_Aim of the task:_
Copy each line of the listing below exactly and drop the images.

_Record excerpts:_
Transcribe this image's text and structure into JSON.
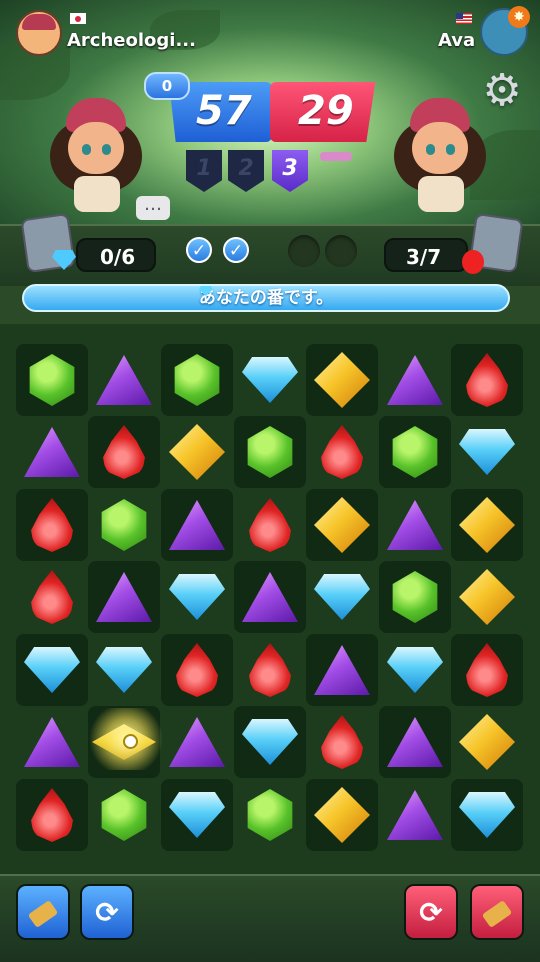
{
  "player_left": {
    "name": "Archeologi...",
    "flag": "japan-flag-icon"
  },
  "player_right": {
    "name": "Ava",
    "flag": "usa-flag-icon"
  },
  "score": {
    "turn_badge": "0",
    "blue": "57",
    "red": "29"
  },
  "rounds": [
    "1",
    "2",
    "3"
  ],
  "goals": {
    "left": "0/6",
    "right": "3/7"
  },
  "message": "あなたの番です。",
  "board": {
    "rows": [
      [
        "green",
        "purple",
        "green",
        "blue",
        "yellow",
        "purple",
        "red"
      ],
      [
        "purple",
        "red",
        "yellow",
        "green",
        "red",
        "green",
        "blue"
      ],
      [
        "red",
        "green",
        "purple",
        "red",
        "yellow",
        "purple",
        "yellow"
      ],
      [
        "red",
        "purple",
        "blue",
        "purple",
        "blue",
        "green",
        "yellow"
      ],
      [
        "blue",
        "blue",
        "red",
        "red",
        "purple",
        "blue",
        "red"
      ],
      [
        "purple",
        "special",
        "purple",
        "blue",
        "red",
        "purple",
        "yellow"
      ],
      [
        "red",
        "green",
        "blue",
        "green",
        "yellow",
        "purple",
        "blue"
      ]
    ]
  },
  "colors": {
    "blue_team": "#1f5fd6",
    "red_team": "#d62347",
    "board_bg": "#1c3c1d"
  },
  "icons": {
    "settings": "gear-icon",
    "chat": "chat-bubble-icon",
    "checks": [
      "check-icon",
      "check-icon"
    ]
  }
}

_Solved exercise:_
Transcribe this image's text and structure into JSON.
{
  "player_left": {
    "name": "Archeologi...",
    "flag": "japan-flag-icon"
  },
  "player_right": {
    "name": "Ava",
    "flag": "usa-flag-icon"
  },
  "score": {
    "turn_badge": "0",
    "blue": "57",
    "red": "29"
  },
  "rounds": [
    "1",
    "2",
    "3"
  ],
  "goals": {
    "left": "0/6",
    "right": "3/7"
  },
  "message": "あなたの番です。",
  "board": {
    "rows": [
      [
        "green",
        "purple",
        "green",
        "blue",
        "yellow",
        "purple",
        "red"
      ],
      [
        "purple",
        "red",
        "yellow",
        "green",
        "red",
        "green",
        "blue"
      ],
      [
        "red",
        "green",
        "purple",
        "red",
        "yellow",
        "purple",
        "yellow"
      ],
      [
        "red",
        "purple",
        "blue",
        "purple",
        "blue",
        "green",
        "yellow"
      ],
      [
        "blue",
        "blue",
        "red",
        "red",
        "purple",
        "blue",
        "red"
      ],
      [
        "purple",
        "special",
        "purple",
        "blue",
        "red",
        "purple",
        "yellow"
      ],
      [
        "red",
        "green",
        "blue",
        "green",
        "yellow",
        "purple",
        "blue"
      ]
    ]
  },
  "colors": {
    "blue_team": "#1f5fd6",
    "red_team": "#d62347",
    "board_bg": "#1c3c1d"
  },
  "icons": {
    "settings": "gear-icon",
    "chat": "chat-bubble-icon",
    "checks": [
      "check-icon",
      "check-icon"
    ]
  }
}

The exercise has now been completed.